On the "Colleen's World" website, one of the highlighted entries is headlined "I spent my day levelling an undead warlock" while another says "the time and effort are wearing me down. I'm lazy, remember?"
Several highlighted posts point towards 'laziness' and are there on a specially created website to clearly emphasise someone who is workshy.
Right? No, wrong.
If the critics truly understood online gaming as much as their statements such as "If she were like any other player who enjoys the game," would lead us to believe, then they wouldn't dress up the posts as anything other than what she was referring to.
If you look at the original post, from which her comment is taken, the original guild member says "yeah, I think it's a little more difficult to sell those high-end BoEs. They do sell; it just takes more time and effort."
If you were an avid WoW player, you would know that they were referring to Bind on Equips, which can be anything pertaining to high-level gear or weapons for your character that can be publically traded in the WoW auction house system, player to player or sold to a vendor for a small price.
And if you had experience playing the game, you would be saying the same thing. It's bloody annoying and boring and a massive effort to try and get gold for gear you don't want.
Online gamers are not famed for their saintly comments nor their patience.
If senate candidates realised that "enjoying the game" meant spending dedicated hours levelling, learning new skills and in some cases spending six hours on a raid, just on the off chance you will get better armour for your character, they would realise swearing goes with the territory.
For example, check out this infamous and very real in-game rant (warning: severely irritating and loud noises will ensue)
However, on the website, the opening gambit is "she gets away with crude, vicious and violent comments like the ones below."
And boy does she.
But what they see as vicious is frankly hilarious to millions of gamers. If they want to hear or see people swearing like troopers, they can log onto any online game and find statements of similar profanity.
You Are What You Play - Apparently
As an online gamer, there is such a stigma from the non-game playing world. It beats you up as a kid for your passion, steals your lunch money for it and, in later life, often forces you to hide it like some weird fetish that will ruin your chances of a normal human relationship.
And why is that?
Well statements like "through her double life and gameplay she has made shockingly offensive and crude comments that call into question her fitness for office," don't exactly help.
Her character, an orc rogue, apparently is a reflection of herself in real life.
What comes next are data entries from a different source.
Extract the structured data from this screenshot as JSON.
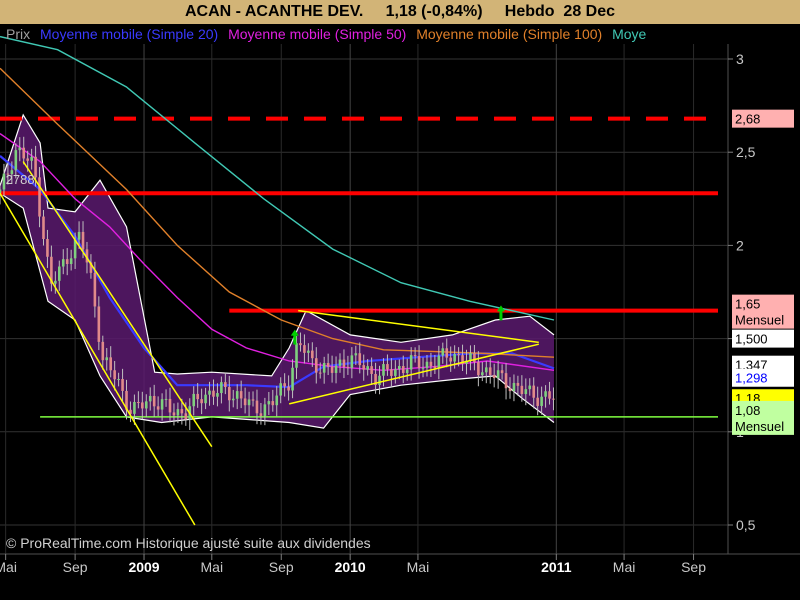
{
  "header": {
    "title": "ACAN - ACANTHE DEV.     1,18 (-0,84%)     Hebdo  28 Dec"
  },
  "legend": [
    {
      "label": "Prix",
      "color": "#a0a0a0"
    },
    {
      "label": "Moyenne mobile (Simple 20)",
      "color": "#3a3aff"
    },
    {
      "label": "Moyenne mobile (Simple 50)",
      "color": "#e020e0"
    },
    {
      "label": "Moyenne mobile (Simple 100)",
      "color": "#e0802a"
    },
    {
      "label": "Moye",
      "color": "#40c8b4"
    }
  ],
  "footer": {
    "copyright": "© ProRealTime.com Historique ajusté suite aux dividendes"
  },
  "chart_data": {
    "type": "line",
    "title": "ACAN - ACANTHE DEV.     1,18 (-0,84%)     Hebdo  28 Dec",
    "y_axis": {
      "ticks": [
        {
          "value": 0.5,
          "label": "0,5"
        },
        {
          "value": 1.0,
          "label": "1"
        },
        {
          "value": 1.5,
          "label": "1,5"
        },
        {
          "value": 2.0,
          "label": "2"
        },
        {
          "value": 2.5,
          "label": "2,5"
        },
        {
          "value": 3.0,
          "label": "3"
        }
      ],
      "position": "right",
      "range": [
        0.5,
        3.0
      ]
    },
    "x_axis": {
      "range": [
        "2008-04-21",
        "2011-11-01"
      ],
      "ticks": [
        {
          "date": "2008-05-01",
          "label": "Mai",
          "major": false
        },
        {
          "date": "2008-09-01",
          "label": "Sep",
          "major": false
        },
        {
          "date": "2009-01-01",
          "label": "2009",
          "major": true
        },
        {
          "date": "2009-05-01",
          "label": "Mai",
          "major": false
        },
        {
          "date": "2009-09-01",
          "label": "Sep",
          "major": false
        },
        {
          "date": "2010-01-01",
          "label": "2010",
          "major": true
        },
        {
          "date": "2010-05-01",
          "label": "Mai",
          "major": false
        },
        {
          "date": "2011-01-01",
          "label": "2011",
          "major": true
        },
        {
          "date": "2011-05-01",
          "label": "Mai",
          "major": false
        },
        {
          "date": "2011-09-01",
          "label": "Sep",
          "major": false
        }
      ]
    },
    "grid": true,
    "price_series": [
      {
        "date": "2008-04-21",
        "value": 2.28
      },
      {
        "date": "2008-05-20",
        "value": 2.52
      },
      {
        "date": "2008-06-20",
        "value": 2.42
      },
      {
        "date": "2008-07-05",
        "value": 2.1
      },
      {
        "date": "2008-07-20",
        "value": 1.78
      },
      {
        "date": "2008-08-20",
        "value": 1.95
      },
      {
        "date": "2008-09-10",
        "value": 2.05
      },
      {
        "date": "2008-10-01",
        "value": 1.8
      },
      {
        "date": "2008-10-20",
        "value": 1.38
      },
      {
        "date": "2008-11-15",
        "value": 1.28
      },
      {
        "date": "2008-12-10",
        "value": 1.1
      },
      {
        "date": "2009-01-10",
        "value": 1.18
      },
      {
        "date": "2009-02-15",
        "value": 1.12
      },
      {
        "date": "2009-03-15",
        "value": 1.1
      },
      {
        "date": "2009-04-15",
        "value": 1.2
      },
      {
        "date": "2009-05-15",
        "value": 1.22
      },
      {
        "date": "2009-06-15",
        "value": 1.2
      },
      {
        "date": "2009-07-15",
        "value": 1.12
      },
      {
        "date": "2009-08-15",
        "value": 1.15
      },
      {
        "date": "2009-09-15",
        "value": 1.28
      },
      {
        "date": "2009-10-01",
        "value": 1.48
      },
      {
        "date": "2009-10-25",
        "value": 1.38
      },
      {
        "date": "2009-11-25",
        "value": 1.32
      },
      {
        "date": "2010-01-01",
        "value": 1.4
      },
      {
        "date": "2010-02-15",
        "value": 1.3
      },
      {
        "date": "2010-03-20",
        "value": 1.33
      },
      {
        "date": "2010-04-20",
        "value": 1.37
      },
      {
        "date": "2010-05-20",
        "value": 1.36
      },
      {
        "date": "2010-07-01",
        "value": 1.42
      },
      {
        "date": "2010-08-15",
        "value": 1.35
      },
      {
        "date": "2010-09-15",
        "value": 1.3
      },
      {
        "date": "2010-10-10",
        "value": 1.26
      },
      {
        "date": "2010-11-01",
        "value": 1.22
      },
      {
        "date": "2010-12-01",
        "value": 1.19
      },
      {
        "date": "2010-12-28",
        "value": 1.18
      }
    ],
    "bollinger_upper": [
      {
        "date": "2008-04-21",
        "value": 2.32
      },
      {
        "date": "2008-06-01",
        "value": 2.7
      },
      {
        "date": "2008-07-01",
        "value": 2.55
      },
      {
        "date": "2008-07-15",
        "value": 2.2
      },
      {
        "date": "2008-09-01",
        "value": 2.18
      },
      {
        "date": "2008-10-15",
        "value": 2.35
      },
      {
        "date": "2008-12-01",
        "value": 2.1
      },
      {
        "date": "2009-01-20",
        "value": 1.32
      },
      {
        "date": "2009-03-01",
        "value": 1.31
      },
      {
        "date": "2009-05-01",
        "value": 1.32
      },
      {
        "date": "2009-08-15",
        "value": 1.3
      },
      {
        "date": "2009-09-15",
        "value": 1.45
      },
      {
        "date": "2009-10-15",
        "value": 1.65
      },
      {
        "date": "2010-01-01",
        "value": 1.52
      },
      {
        "date": "2010-04-01",
        "value": 1.48
      },
      {
        "date": "2010-07-01",
        "value": 1.52
      },
      {
        "date": "2010-09-15",
        "value": 1.6
      },
      {
        "date": "2010-11-15",
        "value": 1.62
      },
      {
        "date": "2010-12-28",
        "value": 1.52
      }
    ],
    "bollinger_lower": [
      {
        "date": "2008-04-21",
        "value": 2.28
      },
      {
        "date": "2008-06-01",
        "value": 2.2
      },
      {
        "date": "2008-07-15",
        "value": 1.7
      },
      {
        "date": "2008-09-01",
        "value": 1.6
      },
      {
        "date": "2008-10-15",
        "value": 1.3
      },
      {
        "date": "2008-12-01",
        "value": 1.08
      },
      {
        "date": "2009-02-01",
        "value": 1.05
      },
      {
        "date": "2009-05-01",
        "value": 1.08
      },
      {
        "date": "2009-08-01",
        "value": 1.06
      },
      {
        "date": "2009-09-15",
        "value": 1.05
      },
      {
        "date": "2009-11-15",
        "value": 1.02
      },
      {
        "date": "2010-01-01",
        "value": 1.2
      },
      {
        "date": "2010-04-01",
        "value": 1.25
      },
      {
        "date": "2010-07-01",
        "value": 1.28
      },
      {
        "date": "2010-09-15",
        "value": 1.3
      },
      {
        "date": "2010-11-01",
        "value": 1.18
      },
      {
        "date": "2010-12-28",
        "value": 1.05
      }
    ],
    "moving_averages": [
      {
        "name": "Moyenne mobile (Simple 20)",
        "color": "#3a3aff",
        "points": [
          {
            "date": "2008-04-21",
            "value": 2.48
          },
          {
            "date": "2008-07-01",
            "value": 2.3
          },
          {
            "date": "2008-09-01",
            "value": 2.05
          },
          {
            "date": "2008-11-01",
            "value": 1.72
          },
          {
            "date": "2009-01-01",
            "value": 1.45
          },
          {
            "date": "2009-03-01",
            "value": 1.25
          },
          {
            "date": "2009-05-01",
            "value": 1.25
          },
          {
            "date": "2009-07-01",
            "value": 1.25
          },
          {
            "date": "2009-09-15",
            "value": 1.24
          },
          {
            "date": "2009-11-15",
            "value": 1.35
          },
          {
            "date": "2010-02-01",
            "value": 1.38
          },
          {
            "date": "2010-05-01",
            "value": 1.4
          },
          {
            "date": "2010-08-01",
            "value": 1.42
          },
          {
            "date": "2010-10-15",
            "value": 1.42
          },
          {
            "date": "2010-12-28",
            "value": 1.34
          }
        ]
      },
      {
        "name": "Moyenne mobile (Simple 50)",
        "color": "#e020e0",
        "points": [
          {
            "date": "2008-04-21",
            "value": 2.6
          },
          {
            "date": "2008-07-01",
            "value": 2.45
          },
          {
            "date": "2008-09-01",
            "value": 2.25
          },
          {
            "date": "2008-11-01",
            "value": 2.1
          },
          {
            "date": "2009-01-01",
            "value": 1.9
          },
          {
            "date": "2009-03-01",
            "value": 1.72
          },
          {
            "date": "2009-05-01",
            "value": 1.55
          },
          {
            "date": "2009-07-01",
            "value": 1.45
          },
          {
            "date": "2009-09-15",
            "value": 1.38
          },
          {
            "date": "2009-12-01",
            "value": 1.35
          },
          {
            "date": "2010-03-01",
            "value": 1.33
          },
          {
            "date": "2010-06-01",
            "value": 1.35
          },
          {
            "date": "2010-09-01",
            "value": 1.38
          },
          {
            "date": "2010-12-28",
            "value": 1.33
          }
        ]
      },
      {
        "name": "Moyenne mobile (Simple 100)",
        "color": "#e0802a",
        "points": [
          {
            "date": "2008-04-21",
            "value": 2.95
          },
          {
            "date": "2008-08-01",
            "value": 2.65
          },
          {
            "date": "2008-12-01",
            "value": 2.3
          },
          {
            "date": "2009-03-01",
            "value": 2.0
          },
          {
            "date": "2009-06-01",
            "value": 1.75
          },
          {
            "date": "2009-09-01",
            "value": 1.6
          },
          {
            "date": "2009-12-01",
            "value": 1.5
          },
          {
            "date": "2010-03-01",
            "value": 1.44
          },
          {
            "date": "2010-06-01",
            "value": 1.43
          },
          {
            "date": "2010-09-01",
            "value": 1.42
          },
          {
            "date": "2010-12-28",
            "value": 1.4
          }
        ]
      },
      {
        "name": "Moye",
        "color": "#40c8b4",
        "points": [
          {
            "date": "2008-04-21",
            "value": 3.12
          },
          {
            "date": "2008-08-01",
            "value": 3.05
          },
          {
            "date": "2008-12-01",
            "value": 2.85
          },
          {
            "date": "2009-04-01",
            "value": 2.55
          },
          {
            "date": "2009-08-01",
            "value": 2.25
          },
          {
            "date": "2009-12-01",
            "value": 1.98
          },
          {
            "date": "2010-04-01",
            "value": 1.8
          },
          {
            "date": "2010-08-01",
            "value": 1.7
          },
          {
            "date": "2010-12-28",
            "value": 1.6
          }
        ]
      }
    ],
    "horizontal_lines": [
      {
        "value": 2.68,
        "color": "#ff0000",
        "style": "dashed",
        "from": "2008-04-21",
        "to": "2011-11-01"
      },
      {
        "value": 2.28,
        "color": "#ff0000",
        "style": "solid",
        "from": "2008-04-21",
        "to": "2011-11-01"
      },
      {
        "value": 1.65,
        "color": "#ff0000",
        "style": "solid",
        "from": "2009-06-01",
        "to": "2011-11-01"
      },
      {
        "value": 1.08,
        "color": "#80ff40",
        "style": "solid",
        "from": "2008-07-01",
        "to": "2011-11-01"
      }
    ],
    "trendlines": [
      {
        "color": "#ffff00",
        "from": {
          "date": "2008-04-21",
          "value": 2.28
        },
        "to": {
          "date": "2009-04-01",
          "value": 0.5
        }
      },
      {
        "color": "#ffff00",
        "from": {
          "date": "2008-06-01",
          "value": 2.45
        },
        "to": {
          "date": "2009-05-01",
          "value": 0.92
        }
      },
      {
        "color": "#ffff00",
        "from": {
          "date": "2009-10-01",
          "value": 1.65
        },
        "to": {
          "date": "2010-12-01",
          "value": 1.48
        }
      },
      {
        "color": "#ffff00",
        "from": {
          "date": "2009-09-15",
          "value": 1.15
        },
        "to": {
          "date": "2010-12-01",
          "value": 1.47
        }
      }
    ],
    "markers": [
      {
        "date": "2009-09-25",
        "value": 1.5,
        "color": "#00d000",
        "shape": "up-arrow"
      },
      {
        "date": "2010-09-25",
        "value": 1.63,
        "color": "#00d000",
        "shape": "up-arrow"
      }
    ],
    "inline_labels": [
      {
        "date": "2008-05-01",
        "value": 2.33,
        "text": "2788"
      }
    ],
    "price_tags": [
      {
        "value": 2.68,
        "label": "2,68",
        "bg": "#ffb0b0",
        "fg": "#000000"
      },
      {
        "value": 1.65,
        "label": "1,65",
        "label2": "Mensuel",
        "bg": "#ffb0b0",
        "fg": "#000000"
      },
      {
        "value": 1.5,
        "label": "1,500",
        "bg": "#ffffff",
        "fg": "#000000"
      },
      {
        "value": 1.36,
        "label": "1,347",
        "bg": "#ffffff",
        "fg": "#000000"
      },
      {
        "value": 1.29,
        "label": "1,298",
        "bg": "#ffffff",
        "fg": "#0000ff"
      },
      {
        "value": 1.18,
        "label": "1,18",
        "bg": "#ffff00",
        "fg": "#000000"
      },
      {
        "value": 1.08,
        "label": "1,08",
        "label2": "Mensuel",
        "bg": "#c0ffa0",
        "fg": "#000000"
      }
    ]
  }
}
The fact she likes to 'back stab and poison' her opposition (although she is referring to the qualities of the character in game) means she is likely to do it IRL.
Ok, so by that school of thought, I am an un-dead mage that shoots fireballs from my hands while riding around on a skeletal horse.
I'm just saying.
All I can say is Horde - FTW and well done to those Republican candidates who actually increased her popularity by highlighting her online game playing.